I don’t handle this well. I send texts, I pace, I get angry. I make watermelons out of tomatoes. Dad offers to drive me over to Mom’s and I tell him that’s not his responsibility. When Ben and Sarah arrive back at 5:45, I am fuming, and so is Ben. Ben, Sarah and I meet on the back patio. We make our feelings and expectations clear, and nothing really gets resolved. We load the roof bag on to Hoshi, put Jenny in the back seat, and hug Dad and Karen goodbye.


Richmond, BC – Abbotsford, BC

Distance: 67 km

Travel Time: 1 hour


For me, it’s a tense drive to Mom’s place. We make it there by 7:00 PM, and we climb out of the car. Mom greets us, smiling. It’s quiet and peaceful here; you’d never know that you’re not too far off of a major roadway.

I expect Jenny and Max – mom’s Bouvier – to pick up their intense doggie love affair where it left off last year. Jenny has other ideas; there’s SO much to explore!
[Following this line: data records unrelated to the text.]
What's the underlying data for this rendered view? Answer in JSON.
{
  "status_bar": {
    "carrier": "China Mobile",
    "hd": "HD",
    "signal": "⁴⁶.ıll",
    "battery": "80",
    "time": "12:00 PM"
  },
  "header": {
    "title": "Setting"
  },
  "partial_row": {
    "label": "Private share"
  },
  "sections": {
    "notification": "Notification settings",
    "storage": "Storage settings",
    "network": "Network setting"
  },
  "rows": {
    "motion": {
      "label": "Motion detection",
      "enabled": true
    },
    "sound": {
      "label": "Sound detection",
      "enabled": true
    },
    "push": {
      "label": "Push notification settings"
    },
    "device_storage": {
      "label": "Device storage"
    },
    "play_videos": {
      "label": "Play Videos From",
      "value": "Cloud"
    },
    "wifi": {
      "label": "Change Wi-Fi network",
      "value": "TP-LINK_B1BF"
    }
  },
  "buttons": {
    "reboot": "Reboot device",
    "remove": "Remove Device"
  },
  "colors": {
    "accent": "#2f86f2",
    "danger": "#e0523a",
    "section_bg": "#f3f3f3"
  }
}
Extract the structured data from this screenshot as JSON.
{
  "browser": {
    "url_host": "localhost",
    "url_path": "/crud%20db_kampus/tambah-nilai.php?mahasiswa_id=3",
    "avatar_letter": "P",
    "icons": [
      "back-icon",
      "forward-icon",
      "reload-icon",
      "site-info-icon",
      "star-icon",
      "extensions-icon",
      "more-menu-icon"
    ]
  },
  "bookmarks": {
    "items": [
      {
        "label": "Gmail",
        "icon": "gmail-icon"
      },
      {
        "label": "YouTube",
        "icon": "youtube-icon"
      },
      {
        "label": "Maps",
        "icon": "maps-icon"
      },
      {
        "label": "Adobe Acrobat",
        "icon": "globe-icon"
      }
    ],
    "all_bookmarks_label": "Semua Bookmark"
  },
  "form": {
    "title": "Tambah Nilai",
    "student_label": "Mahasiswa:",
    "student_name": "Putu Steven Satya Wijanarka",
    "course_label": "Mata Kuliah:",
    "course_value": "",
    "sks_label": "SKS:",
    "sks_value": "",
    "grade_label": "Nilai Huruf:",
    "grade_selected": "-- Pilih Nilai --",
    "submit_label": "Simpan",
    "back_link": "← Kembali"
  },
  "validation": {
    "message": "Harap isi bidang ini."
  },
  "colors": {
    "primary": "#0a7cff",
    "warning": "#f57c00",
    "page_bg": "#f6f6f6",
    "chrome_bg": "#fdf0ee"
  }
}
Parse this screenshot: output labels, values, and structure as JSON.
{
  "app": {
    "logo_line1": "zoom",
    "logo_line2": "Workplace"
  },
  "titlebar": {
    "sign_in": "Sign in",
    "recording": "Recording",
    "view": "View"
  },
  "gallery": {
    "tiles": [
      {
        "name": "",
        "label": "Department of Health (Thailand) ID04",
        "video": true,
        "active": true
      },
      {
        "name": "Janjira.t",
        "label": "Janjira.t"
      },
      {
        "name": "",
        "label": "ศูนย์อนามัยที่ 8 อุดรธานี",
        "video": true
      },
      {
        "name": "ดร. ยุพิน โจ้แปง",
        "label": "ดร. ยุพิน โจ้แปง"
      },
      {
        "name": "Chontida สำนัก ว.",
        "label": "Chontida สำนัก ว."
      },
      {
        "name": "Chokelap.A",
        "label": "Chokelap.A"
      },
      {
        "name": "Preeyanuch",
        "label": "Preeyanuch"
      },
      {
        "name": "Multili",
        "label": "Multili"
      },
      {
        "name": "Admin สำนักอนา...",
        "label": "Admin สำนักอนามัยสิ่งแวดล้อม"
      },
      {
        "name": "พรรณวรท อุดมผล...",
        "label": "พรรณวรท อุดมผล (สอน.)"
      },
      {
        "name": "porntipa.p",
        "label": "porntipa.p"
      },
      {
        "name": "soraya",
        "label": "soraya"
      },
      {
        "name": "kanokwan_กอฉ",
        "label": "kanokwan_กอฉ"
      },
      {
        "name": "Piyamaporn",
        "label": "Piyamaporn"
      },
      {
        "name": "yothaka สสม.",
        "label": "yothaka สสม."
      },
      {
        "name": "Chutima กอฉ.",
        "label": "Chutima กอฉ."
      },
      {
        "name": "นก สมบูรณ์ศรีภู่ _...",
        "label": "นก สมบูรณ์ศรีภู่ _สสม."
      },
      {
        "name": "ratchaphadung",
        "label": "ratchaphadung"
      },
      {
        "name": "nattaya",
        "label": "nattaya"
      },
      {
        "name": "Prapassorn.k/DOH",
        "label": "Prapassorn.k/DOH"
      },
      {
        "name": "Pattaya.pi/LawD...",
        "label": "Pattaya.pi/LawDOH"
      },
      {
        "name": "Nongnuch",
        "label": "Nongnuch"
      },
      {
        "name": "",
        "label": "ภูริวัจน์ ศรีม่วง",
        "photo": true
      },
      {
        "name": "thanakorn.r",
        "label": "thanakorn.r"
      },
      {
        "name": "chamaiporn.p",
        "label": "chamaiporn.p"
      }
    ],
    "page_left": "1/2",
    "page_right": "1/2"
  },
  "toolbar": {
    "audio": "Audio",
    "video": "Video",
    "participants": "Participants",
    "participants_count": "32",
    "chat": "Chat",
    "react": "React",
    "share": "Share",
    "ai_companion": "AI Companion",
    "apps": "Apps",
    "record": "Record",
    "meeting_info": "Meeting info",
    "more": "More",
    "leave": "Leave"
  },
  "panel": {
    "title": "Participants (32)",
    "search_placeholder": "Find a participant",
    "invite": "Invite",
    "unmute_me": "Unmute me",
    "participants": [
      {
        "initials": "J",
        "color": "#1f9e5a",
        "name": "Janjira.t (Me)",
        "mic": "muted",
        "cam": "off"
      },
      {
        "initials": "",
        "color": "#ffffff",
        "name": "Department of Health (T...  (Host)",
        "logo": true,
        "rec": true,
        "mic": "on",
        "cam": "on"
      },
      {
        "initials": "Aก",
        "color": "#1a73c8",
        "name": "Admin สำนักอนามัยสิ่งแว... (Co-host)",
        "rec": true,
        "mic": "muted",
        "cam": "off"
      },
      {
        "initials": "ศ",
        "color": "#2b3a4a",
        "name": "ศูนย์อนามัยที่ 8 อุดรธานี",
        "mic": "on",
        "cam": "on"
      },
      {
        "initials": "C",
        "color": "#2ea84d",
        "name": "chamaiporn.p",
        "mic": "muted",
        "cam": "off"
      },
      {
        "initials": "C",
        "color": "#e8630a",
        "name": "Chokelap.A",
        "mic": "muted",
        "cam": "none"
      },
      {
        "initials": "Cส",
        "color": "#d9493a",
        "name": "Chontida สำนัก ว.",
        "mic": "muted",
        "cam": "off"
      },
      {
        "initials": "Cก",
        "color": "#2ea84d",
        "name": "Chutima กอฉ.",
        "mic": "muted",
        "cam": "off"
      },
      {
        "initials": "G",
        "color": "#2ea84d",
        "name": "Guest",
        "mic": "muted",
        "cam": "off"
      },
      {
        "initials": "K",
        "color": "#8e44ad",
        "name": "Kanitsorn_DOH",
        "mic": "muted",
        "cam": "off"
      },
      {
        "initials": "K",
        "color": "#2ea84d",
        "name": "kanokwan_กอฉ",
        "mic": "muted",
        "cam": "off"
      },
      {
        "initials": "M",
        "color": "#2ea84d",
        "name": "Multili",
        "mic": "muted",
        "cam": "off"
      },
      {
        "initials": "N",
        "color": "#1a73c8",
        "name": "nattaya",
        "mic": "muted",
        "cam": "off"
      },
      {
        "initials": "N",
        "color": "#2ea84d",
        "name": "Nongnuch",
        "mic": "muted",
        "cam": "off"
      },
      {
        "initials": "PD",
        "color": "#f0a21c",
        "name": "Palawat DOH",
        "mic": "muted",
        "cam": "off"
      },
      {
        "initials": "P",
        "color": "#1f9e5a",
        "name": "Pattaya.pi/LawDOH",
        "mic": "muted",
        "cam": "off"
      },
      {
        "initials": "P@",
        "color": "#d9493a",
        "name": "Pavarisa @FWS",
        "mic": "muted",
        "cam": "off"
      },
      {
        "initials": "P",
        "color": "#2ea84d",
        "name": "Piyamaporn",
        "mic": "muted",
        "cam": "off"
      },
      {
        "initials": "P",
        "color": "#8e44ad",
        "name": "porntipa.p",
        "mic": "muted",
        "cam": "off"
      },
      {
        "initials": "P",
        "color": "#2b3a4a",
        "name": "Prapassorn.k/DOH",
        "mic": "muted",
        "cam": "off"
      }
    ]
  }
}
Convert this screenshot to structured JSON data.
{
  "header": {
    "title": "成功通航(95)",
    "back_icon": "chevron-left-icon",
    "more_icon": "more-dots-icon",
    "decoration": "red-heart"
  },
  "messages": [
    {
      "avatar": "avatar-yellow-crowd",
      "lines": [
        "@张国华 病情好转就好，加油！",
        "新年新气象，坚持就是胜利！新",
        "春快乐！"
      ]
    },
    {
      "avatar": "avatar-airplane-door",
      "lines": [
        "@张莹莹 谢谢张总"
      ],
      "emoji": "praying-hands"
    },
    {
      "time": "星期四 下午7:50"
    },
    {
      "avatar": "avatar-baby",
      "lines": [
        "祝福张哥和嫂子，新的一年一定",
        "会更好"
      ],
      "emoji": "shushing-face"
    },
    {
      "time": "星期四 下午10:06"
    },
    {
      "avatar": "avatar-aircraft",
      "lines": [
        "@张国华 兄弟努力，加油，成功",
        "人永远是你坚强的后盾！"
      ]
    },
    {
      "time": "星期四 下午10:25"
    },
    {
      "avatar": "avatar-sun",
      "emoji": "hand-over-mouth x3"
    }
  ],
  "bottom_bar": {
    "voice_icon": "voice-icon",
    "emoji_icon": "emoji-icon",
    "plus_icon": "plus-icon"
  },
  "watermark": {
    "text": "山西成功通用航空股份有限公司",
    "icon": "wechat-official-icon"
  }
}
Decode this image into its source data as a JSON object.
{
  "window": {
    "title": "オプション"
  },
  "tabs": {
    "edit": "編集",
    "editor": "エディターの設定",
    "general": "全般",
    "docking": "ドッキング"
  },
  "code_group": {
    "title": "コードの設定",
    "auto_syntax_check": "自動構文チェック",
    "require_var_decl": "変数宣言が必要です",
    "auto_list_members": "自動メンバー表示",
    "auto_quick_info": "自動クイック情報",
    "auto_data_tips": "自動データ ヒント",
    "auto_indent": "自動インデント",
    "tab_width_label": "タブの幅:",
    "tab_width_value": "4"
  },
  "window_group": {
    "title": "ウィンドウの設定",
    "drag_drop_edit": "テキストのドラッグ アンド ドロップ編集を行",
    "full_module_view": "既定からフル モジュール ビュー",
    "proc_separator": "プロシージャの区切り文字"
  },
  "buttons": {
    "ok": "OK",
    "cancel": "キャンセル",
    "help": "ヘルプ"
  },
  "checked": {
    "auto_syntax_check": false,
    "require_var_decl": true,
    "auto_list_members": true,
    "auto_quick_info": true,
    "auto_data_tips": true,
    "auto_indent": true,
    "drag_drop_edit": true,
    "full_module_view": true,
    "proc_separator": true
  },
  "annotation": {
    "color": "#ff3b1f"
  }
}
We get a tour of the property, Jenny and Max generally leading the way. Jenny is fascinated by the chickens, though she makes no move to do anything about them. When we walk past the barn, Jenny discovers the blackberry bushes, eating only the ripe berries and wagging her tail merrily. Mom tells us they’ve had coyotes in the area, so after dark I plan on keeping Jenny close.

The makings for pulled pork sandwiches and potato salad sit on a folding table behind the house. A cooler is well-stocked with beverages both alcoholic and carbonated, and we sit outside and eat and drink and chat with Mom and her partner (who, among many other things, was a chef in a past life).

Mom has a tent that she offers to set up for us so we don’t have to set up the one we’re borrowing. we take the roof bag off of Hoshi to get our backpacks and sleeping bags and start blowing up air mattresses…

And they won’t all fit in the tent.

Ben and I have a double air mattress, we bought Dwight a single, and Sarah has a mat. They will not all fit in the tent, no matter what we try.

A team meeting is called. The only viable option is for one of us to sleep in the car. With Ben and Sarah driving, we all agree that they need the flat horizontal surface in the tent. It’s down to Dwight and me. Dwight says this is a great adventure, and besides, he can sleep anywhere. I feel a pang of guilt, ask him if he’s sure.

I toss him a pillow.

While the guys are getting ready for bed, I get a chance to take Sarah aside. We rationally air out our feelings from earlier and bury the hatchet. The awkwardness for me is gone, and I’m glad of it; I can sleep better tonight.

I crawl into the tent with Jenny, Ben and Sarah. We can hear distant calls of coyotes and far-off road traffic. I hope Dwight is sleeping well in the car as I drift off to my own peaceful sleep.